┌─ Working data

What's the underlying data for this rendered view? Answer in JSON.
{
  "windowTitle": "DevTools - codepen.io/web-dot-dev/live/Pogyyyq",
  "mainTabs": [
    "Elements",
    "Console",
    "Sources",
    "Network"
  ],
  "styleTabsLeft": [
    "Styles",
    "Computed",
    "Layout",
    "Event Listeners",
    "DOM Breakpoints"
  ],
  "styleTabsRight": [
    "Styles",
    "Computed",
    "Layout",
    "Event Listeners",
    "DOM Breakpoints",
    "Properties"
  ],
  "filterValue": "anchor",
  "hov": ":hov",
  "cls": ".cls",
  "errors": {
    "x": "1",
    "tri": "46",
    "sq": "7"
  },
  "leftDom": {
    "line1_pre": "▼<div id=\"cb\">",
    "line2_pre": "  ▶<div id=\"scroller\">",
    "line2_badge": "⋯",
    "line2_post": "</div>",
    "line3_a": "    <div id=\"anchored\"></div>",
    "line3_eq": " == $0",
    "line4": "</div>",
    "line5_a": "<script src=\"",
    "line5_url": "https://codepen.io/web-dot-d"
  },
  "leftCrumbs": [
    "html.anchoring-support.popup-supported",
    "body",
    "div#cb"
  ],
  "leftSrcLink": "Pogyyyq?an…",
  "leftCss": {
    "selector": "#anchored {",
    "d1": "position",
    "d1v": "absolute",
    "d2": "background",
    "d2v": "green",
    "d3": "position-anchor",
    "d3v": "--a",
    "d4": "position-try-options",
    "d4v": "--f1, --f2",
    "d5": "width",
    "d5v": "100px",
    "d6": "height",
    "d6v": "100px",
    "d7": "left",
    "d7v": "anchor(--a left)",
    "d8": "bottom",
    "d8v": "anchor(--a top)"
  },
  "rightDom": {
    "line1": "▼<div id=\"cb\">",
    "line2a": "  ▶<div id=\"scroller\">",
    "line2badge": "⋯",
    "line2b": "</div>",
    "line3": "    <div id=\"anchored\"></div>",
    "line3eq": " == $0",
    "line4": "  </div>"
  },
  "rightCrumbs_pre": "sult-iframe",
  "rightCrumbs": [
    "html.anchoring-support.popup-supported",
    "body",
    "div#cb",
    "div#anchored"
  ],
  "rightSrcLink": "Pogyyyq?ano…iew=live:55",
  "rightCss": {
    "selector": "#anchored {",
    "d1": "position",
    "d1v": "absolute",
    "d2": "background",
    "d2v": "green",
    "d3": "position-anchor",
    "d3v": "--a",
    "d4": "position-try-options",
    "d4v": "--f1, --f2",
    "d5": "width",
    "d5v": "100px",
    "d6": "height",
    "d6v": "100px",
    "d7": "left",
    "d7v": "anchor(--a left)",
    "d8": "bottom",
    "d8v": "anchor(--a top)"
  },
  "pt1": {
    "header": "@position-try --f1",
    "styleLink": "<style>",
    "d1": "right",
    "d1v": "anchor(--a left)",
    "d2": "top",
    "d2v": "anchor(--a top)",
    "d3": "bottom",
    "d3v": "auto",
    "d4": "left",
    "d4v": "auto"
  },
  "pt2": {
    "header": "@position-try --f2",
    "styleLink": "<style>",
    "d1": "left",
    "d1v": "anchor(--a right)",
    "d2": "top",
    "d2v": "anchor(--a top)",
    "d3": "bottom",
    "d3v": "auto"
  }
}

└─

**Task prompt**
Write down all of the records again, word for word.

**Answer for the task**
What's the underlying data for this rendered view? Answer in JSON.
{
  "windowTitle": "DevTools - codepen.io/web-dot-dev/live/Pogyyyq",
  "mainTabs": [
    "Elements",
    "Console",
    "Sources",
    "Network"
  ],
  "styleTabsLeft": [
    "Styles",
    "Computed",
    "Layout",
    "Event Listeners",
    "DOM Breakpoints"
  ],
  "styleTabsRight": [
    "Styles",
    "Computed",
    "Layout",
    "Event Listeners",
    "DOM Breakpoints",
    "Properties"
  ],
  "filterValue": "anchor",
  "hov": ":hov",
  "cls": ".cls",
  "errors": {
    "x": "1",
    "tri": "46",
    "sq": "7"
  },
  "leftDom": {
    "line1_pre": "▼<div id=\"cb\">",
    "line2_pre": "  ▶<div id=\"scroller\">",
    "line2_badge": "⋯",
    "line2_post": "</div>",
    "line3_a": "    <div id=\"anchored\"></div>",
    "line3_eq": " == $0",
    "line4": "</div>",
    "line5_a": "<script src=\"",
    "line5_url": "https://codepen.io/web-dot-d"
  },
  "leftCrumbs": [
    "html.anchoring-support.popup-supported",
    "body",
    "div#cb"
  ],
  "leftSrcLink": "Pogyyyq?an…",
  "leftCss": {
    "selector": "#anchored {",
    "d1": "position",
    "d1v": "absolute",
    "d2": "background",
    "d2v": "green",
    "d3": "position-anchor",
    "d3v": "--a",
    "d4": "position-try-options",
    "d4v": "--f1, --f2",
    "d5": "width",
    "d5v": "100px",
    "d6": "height",
    "d6v": "100px",
    "d7": "left",
    "d7v": "anchor(--a left)",
    "d8": "bottom",
    "d8v": "anchor(--a top)"
  },
  "rightDom": {
    "line1": "▼<div id=\"cb\">",
    "line2a": "  ▶<div id=\"scroller\">",
    "line2badge": "⋯",
    "line2b": "</div>",
    "line3": "    <div id=\"anchored\"></div>",
    "line3eq": " == $0",
    "line4": "  </div>"
  },
  "rightCrumbs_pre": "sult-iframe",
  "rightCrumbs": [
    "html.anchoring-support.popup-supported",
    "body",
    "div#cb",
    "div#anchored"
  ],
  "rightSrcLink": "Pogyyyq?ano…iew=live:55",
  "rightCss": {
    "selector": "#anchored {",
    "d1": "position",
    "d1v": "absolute",
    "d2": "background",
    "d2v": "green",
    "d3": "position-anchor",
    "d3v": "--a",
    "d4": "position-try-options",
    "d4v": "--f1, --f2",
    "d5": "width",
    "d5v": "100px",
    "d6": "height",
    "d6v": "100px",
    "d7": "left",
    "d7v": "anchor(--a left)",
    "d8": "bottom",
    "d8v": "anchor(--a top)"
  },
  "pt1": {
    "header": "@position-try --f1",
    "styleLink": "<style>",
    "d1": "right",
    "d1v": "anchor(--a left)",
    "d2": "top",
    "d2v": "anchor(--a top)",
    "d3": "bottom",
    "d3v": "auto",
    "d4": "left",
    "d4v": "auto"
  },
  "pt2": {
    "header": "@position-try --f2",
    "styleLink": "<style>",
    "d1": "left",
    "d1v": "anchor(--a right)",
    "d2": "top",
    "d2v": "anchor(--a top)",
    "d3": "bottom",
    "d3v": "auto"
  }
}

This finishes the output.